La méthode d’enseignement fut simple… 1: On essais la manoeuvre après avoir vu une démo. Sur une piste verte damée, conséquences potentielle minimale. On en discute, on échange des impressions et on pose des questions…Similaire à la découverte guidée. 2: Quelle sorte de méthodes d’apprentissage sont les plus efficaces et quand les mettre en pratique? On déconstruit la manoeuvre en étape. Sur une surface plate on commence avec un nose press, on explore l’amplitude des movements avant, la position des hanches et les sensations recherchées. On se met par deux et on va encore plus loin dans notre amplitude et on ajoute le shifty, mon partenaire me tenant les deux mains pour stabilité lorsque nous somme statique; pas facile! Nous sommes en Acquisition des mouvements.

3: On glisse! Maintenant c’est le temps de mettre les mouvements acquis en pratique, toujours sur du terrain vert ou les conséquences sont basse pour assurer une performance optimale. On nous donne beaucoup de temps pour la Consolidation des mouvements de la manoeuvre. 4: Application et Variation des mouvements (manoeuvre): Comment individualiser l’enseignement pour pouvoir adresser tout les types d’apprentissage?

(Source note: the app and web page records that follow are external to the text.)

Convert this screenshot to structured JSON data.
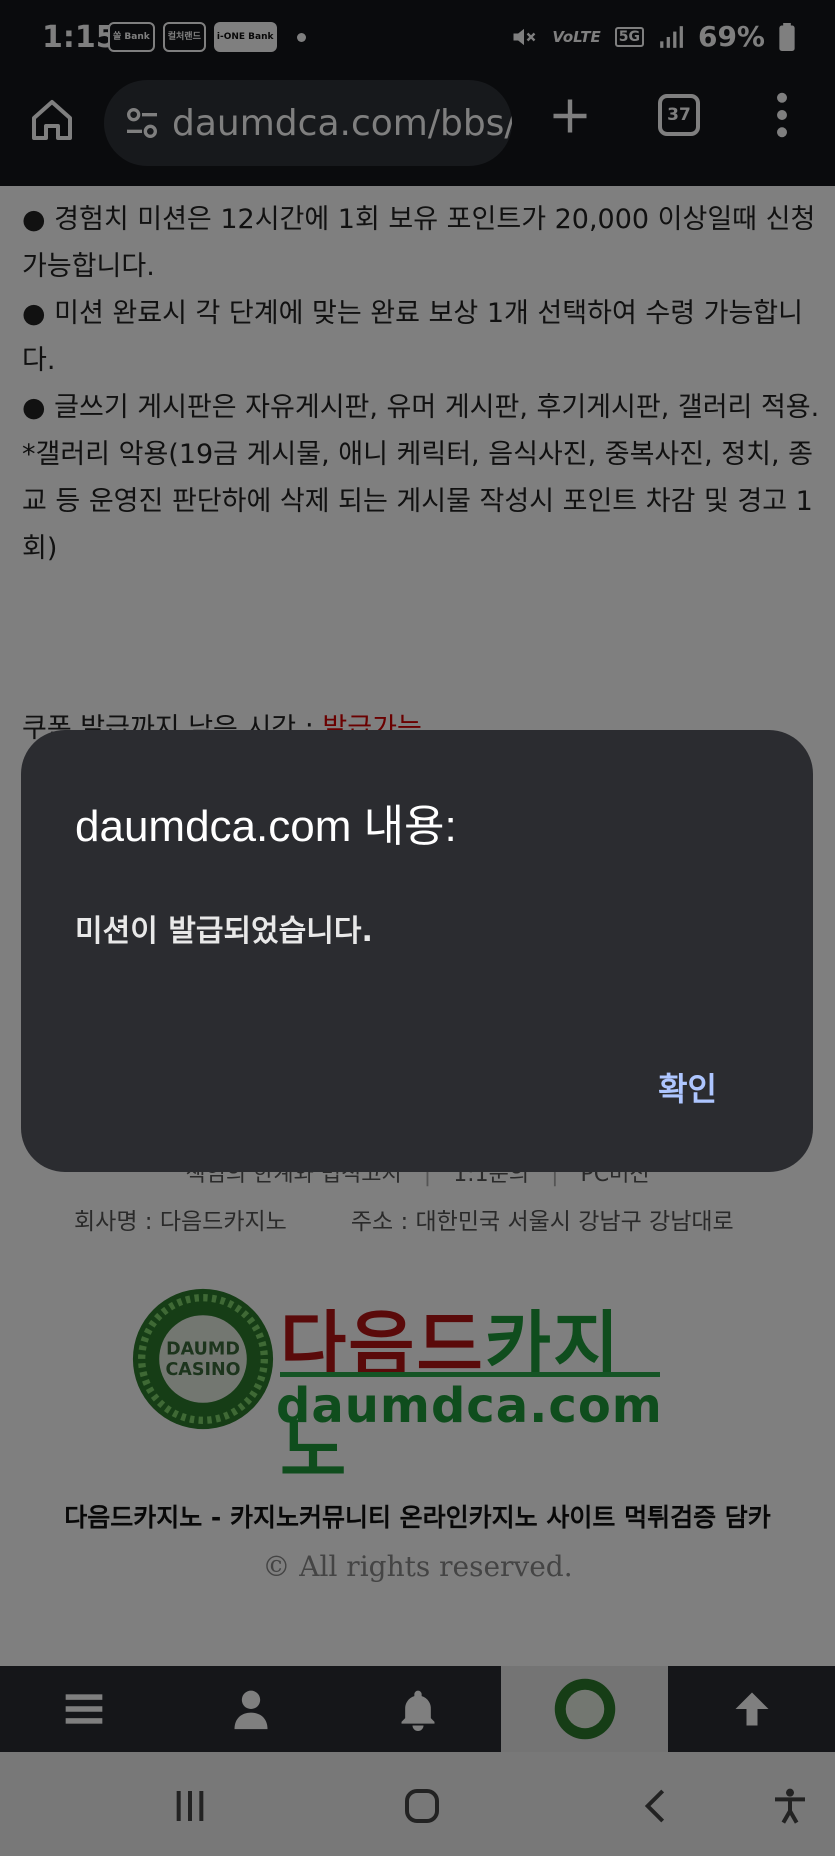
{
  "status_bar": {
    "time": "1:15",
    "apps": [
      "쏠 Bank",
      "컬처랜드",
      "i-ONE Bank"
    ],
    "battery": "69%",
    "network": "5G",
    "volte": "VoLTE"
  },
  "browser": {
    "url": "daumdca.com/bbs/",
    "tab_count": "37"
  },
  "page": {
    "notice_lines": [
      "● 경험치 미션은 12시간에 1회 보유 포인트가 20,000 이상일때 신청 가능합니다.",
      "● 미션 완료시 각 단계에 맞는 완료 보상 1개 선택하여 수령 가능합니다.",
      "● 글쓰기 게시판은 자유게시판, 유머 게시판, 후기게시판, 갤러리 적용.",
      "   *갤러리 악용(19금 게시물, 애니 케릭터, 음식사진, 중복사진, 정치, 종교 등 운영진 판단하에 삭제 되는 게시물 작성시 포인트 차감 및 경고 1회)"
    ],
    "coupon_label": "쿠폰 발급까지 남은 시간 : ",
    "coupon_status": "발급가능",
    "footer_links": [
      "책임의 한계와 법적고지",
      "1:1문의",
      "PC버전"
    ],
    "company": "회사명 : 다음드카지노",
    "address": "주소 : 대한민국 서울시 강남구 강남대로",
    "logo": {
      "kr_red": "다음드",
      "kr_green": "카지노",
      "en": "daumdca.com",
      "badge_line1": "DAUMD",
      "badge_line2": "CASINO"
    },
    "site_title": "다음드카지노 - 카지노커뮤니티 온라인카지노 사이트 먹튀검증 담카",
    "copyright": "© All rights reserved."
  },
  "dialog": {
    "title": "daumdca.com 내용:",
    "message": "미션이 발급되었습니다.",
    "ok_label": "확인"
  },
  "colors": {
    "accent_red": "#d40000",
    "dialog_bg": "#2b2c30",
    "dialog_button": "#aec6ff",
    "logo_red": "#b51414",
    "logo_green": "#1e9a3a"
  },
  "icons": {
    "site_nav": [
      "menu-icon",
      "user-icon",
      "bell-icon",
      "logo-icon",
      "arrow-up-icon"
    ],
    "system_nav": [
      "recents-icon",
      "home-icon",
      "back-icon",
      "accessibility-icon"
    ]
  }
}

On trouve des analogies pour contribuer davantage à la simplicitée de l’enseignement et assurer la comprehension… dans ce cas ci: Bowling! On peu aussi comparer à une autre manoeuvre commune: Frontside Boardslide, Nollie, speed checks, etc. On se met en partenaire pour l’équivalent du bon vieux Top Gun, on varie en utilisant du terrain varié (les bords de piste, on essaie en switch) et en augmentant la difficulté et le défi. Tout ça soutenue par une analyse individuelle de la performance.

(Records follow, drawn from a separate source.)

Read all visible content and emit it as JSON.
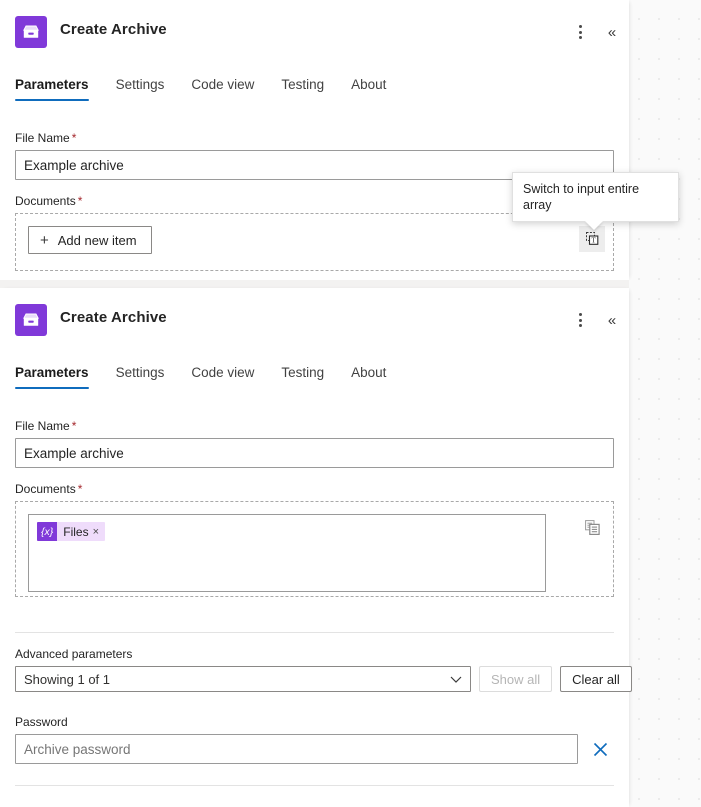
{
  "canvas": {
    "background_color": "#fafafa",
    "dot_color": "#c8c8c8"
  },
  "theme": {
    "brand_purple": "#8039d9",
    "accent_blue": "#0f6cbd",
    "required_red": "#a4262c",
    "token_bg": "#efdcfb"
  },
  "cards": [
    {
      "title": "Create Archive",
      "icon": "archive-box-icon",
      "menu_icon": "more-vertical-icon",
      "collapse_icon": "double-chevron-left-icon",
      "tabs": [
        {
          "label": "Parameters",
          "active": true
        },
        {
          "label": "Settings",
          "active": false
        },
        {
          "label": "Code view",
          "active": false
        },
        {
          "label": "Testing",
          "active": false
        },
        {
          "label": "About",
          "active": false
        }
      ],
      "file_name": {
        "label": "File Name",
        "required": "*",
        "value": "Example archive"
      },
      "documents": {
        "label": "Documents",
        "required": "*",
        "add_button": "Add new item",
        "add_icon": "plus-icon",
        "switch_icon": "switch-to-array-icon"
      }
    },
    {
      "title": "Create Archive",
      "icon": "archive-box-icon",
      "menu_icon": "more-vertical-icon",
      "collapse_icon": "double-chevron-left-icon",
      "tabs": [
        {
          "label": "Parameters",
          "active": true
        },
        {
          "label": "Settings",
          "active": false
        },
        {
          "label": "Code view",
          "active": false
        },
        {
          "label": "Testing",
          "active": false
        },
        {
          "label": "About",
          "active": false
        }
      ],
      "file_name": {
        "label": "File Name",
        "required": "*",
        "value": "Example archive"
      },
      "documents": {
        "label": "Documents",
        "required": "*",
        "switch_icon": "switch-to-array-icon",
        "token": {
          "badge": "{x}",
          "text": "Files",
          "remove": "×"
        }
      },
      "advanced": {
        "label": "Advanced parameters",
        "select_value": "Showing 1 of 1",
        "caret_icon": "chevron-down-icon",
        "show_all": "Show all",
        "show_all_disabled": true,
        "clear_all": "Clear all"
      },
      "password": {
        "label": "Password",
        "placeholder": "Archive password",
        "value": "",
        "clear_icon": "close-x-icon"
      }
    }
  ],
  "tooltip": {
    "text": "Switch to input entire array"
  }
}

5: Création et Supplément des mouvement: Que puis-je faire comme enseignant pour aider les étudiants à atteindre leur but(s)? Dans ce cas ci on nous emmène dans le parc pour utiliser les modules; des Harry sur les jointures des sauts et gérer les pressions associées aux changements de terrain, vraiment le fun et un bon défi pour tous.

Donc un modèle d’enseignement simple, individuel et efficace pour une progression plus rapide et une expérience durable avec une progression similaire au modèle Canadien du développement des habilitée motrice (IARCV). Bravo les Suisses; très bonne présentation.

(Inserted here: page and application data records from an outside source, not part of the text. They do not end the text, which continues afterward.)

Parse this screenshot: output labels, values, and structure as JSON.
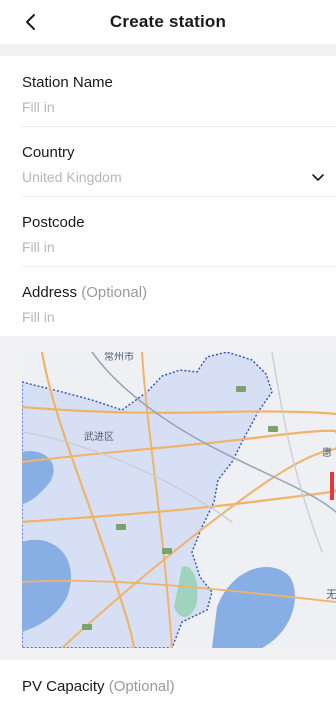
{
  "header": {
    "title": "Create station",
    "back_icon": "chevron-left-icon"
  },
  "fields": {
    "station_name": {
      "label": "Station Name",
      "placeholder": "Fill in"
    },
    "country": {
      "label": "Country",
      "value": "United Kingdom",
      "icon": "chevron-down-icon"
    },
    "postcode": {
      "label": "Postcode",
      "placeholder": "Fill in"
    },
    "address": {
      "label": "Address",
      "optional": "(Optional)",
      "placeholder": "Fill in"
    }
  },
  "map": {
    "district_label": "武进区",
    "top_label": "常州市",
    "right_edge_label_1": "惠",
    "right_edge_label_2": "无"
  },
  "pv_capacity": {
    "label": "PV Capacity",
    "optional": "(Optional)"
  },
  "colors": {
    "placeholder": "#b7b7b7",
    "region_border": "#2d4fc7",
    "water": "#88aee6"
  }
}
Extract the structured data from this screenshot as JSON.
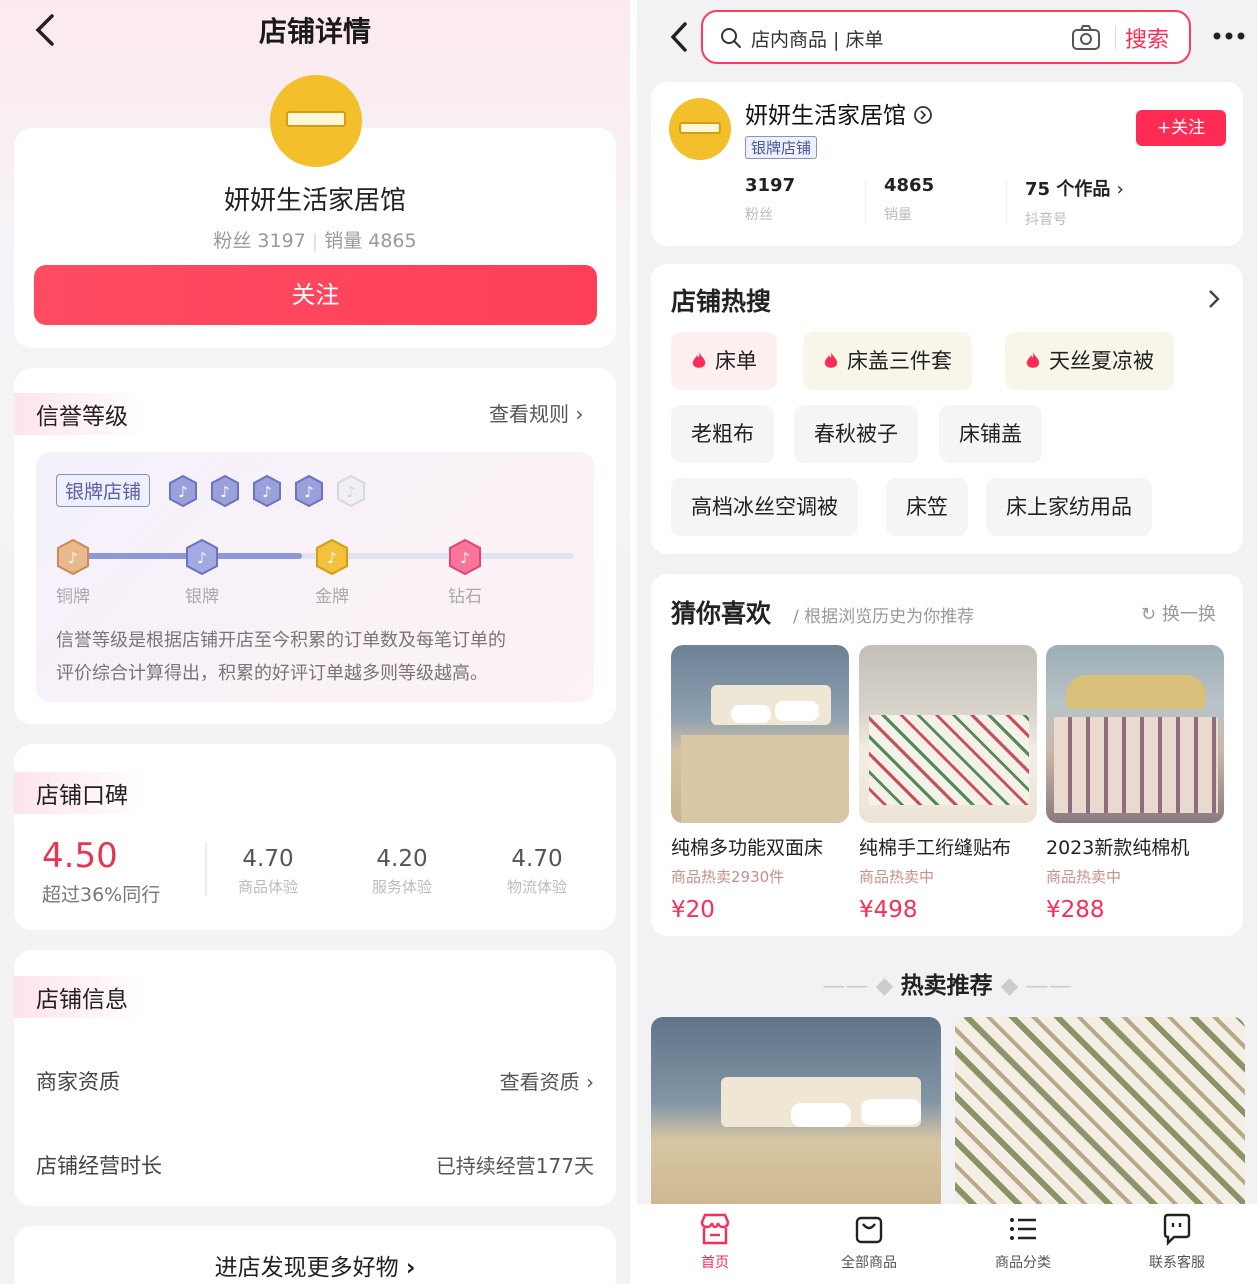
{
  "left": {
    "header": {
      "title": "店铺详情"
    },
    "shop": {
      "name": "妍妍生活家居馆",
      "fans_label": "粉丝 3197",
      "sales_label": "销量 4865",
      "follow_label": "关注"
    },
    "credit": {
      "title": "信誉等级",
      "rules_link": "查看规则",
      "tag": "银牌店铺",
      "levels": [
        "铜牌",
        "银牌",
        "金牌",
        "钻石"
      ],
      "desc_line1": "信誉等级是根据店铺开店至今积累的订单数及每笔订单的",
      "desc_line2": "评价综合计算得出，积累的好评订单越多则等级越高。"
    },
    "reputation": {
      "title": "店铺口碑",
      "score": "4.50",
      "score_sub": "超过36%同行",
      "items": [
        {
          "value": "4.70",
          "label": "商品体验"
        },
        {
          "value": "4.20",
          "label": "服务体验"
        },
        {
          "value": "4.70",
          "label": "物流体验"
        }
      ]
    },
    "info": {
      "title": "店铺信息",
      "qual_label": "商家资质",
      "qual_link": "查看资质",
      "duration_label": "店铺经营时长",
      "duration_value": "已持续经营177天"
    },
    "bottom_link": "进店发现更多好物"
  },
  "right": {
    "search": {
      "placeholder": "店内商品 | 床单",
      "button": "搜索"
    },
    "shop": {
      "name": "妍妍生活家居馆",
      "badge": "银牌店铺",
      "follow": "+关注",
      "stats": [
        {
          "value": "3197",
          "label": "粉丝"
        },
        {
          "value": "4865",
          "label": "销量"
        },
        {
          "value": "75 个作品",
          "label": "抖音号"
        }
      ]
    },
    "hot_search": {
      "title": "店铺热搜",
      "row1": [
        "床单",
        "床盖三件套",
        "天丝夏凉被"
      ],
      "row2": [
        "老粗布",
        "春秋被子",
        "床铺盖"
      ],
      "row3": [
        "高档冰丝空调被",
        "床笠",
        "床上家纺用品"
      ]
    },
    "guess": {
      "title": "猜你喜欢",
      "subtitle": "/ 根据浏览历史为你推荐",
      "refresh": "换一换",
      "products": [
        {
          "name": "纯棉多功能双面床",
          "sold": "商品热卖2930件",
          "price": "¥20"
        },
        {
          "name": "纯棉手工绗缝贴布",
          "sold": "商品热卖中",
          "price": "¥498"
        },
        {
          "name": "2023新款纯棉机",
          "sold": "商品热卖中",
          "price": "¥288"
        }
      ]
    },
    "hot_rec_title": "热卖推荐",
    "tabs": [
      "首页",
      "全部商品",
      "商品分类",
      "联系客服"
    ]
  },
  "colors": {
    "accent": "#fe2c55",
    "gold": "#f3bf2a",
    "silver_badge": "#5b60a8"
  }
}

Luc Bélanger

Day ONE on snow!

First day at the congress is done and dusted! We all did our first ever turns in Bulgaria at Pamporovo Resort, our hosts.

The conditions were definitely variable with some warm weather in the area at the moment (only getting hotter as the week progresses…) so spring riding it was. We had a chance to dial in our show runs and opening/closing ceremony runs with the SKI and TELE team on the DEMO slope. The slope starts off steep and mellows towards the bottom, requiring us to adjust so that we can maintain a consistent speed all the way to the bottom, they even built us a nice little jump at the bottom which we will incorporate in one of our show runs (keep your eyes out for a little teaser video our YouTube channel later today).

All the teams (SB, Ski, Tele) are working really well together to showcase the 3 Canadian Techniques in our opening ceremony show tomorrow afternoon; everyone’s always watching Canada closely at this event as we are a very well respected nation and we have many international members in our Association. No pressure or anything…

We have already met many of the Nations here for the week; the US, San Marino, Holland, Ireland, Australia, Croatia, Slovenia with more teams rolling into town as we speak. We look forward to represent all of the members to the best of our ability, on and off the snow.

More coming!!! Watch this space…

Yours in Snowboarding ( I stole this from Greg “cheeseball” Daniells),

Luc Belanger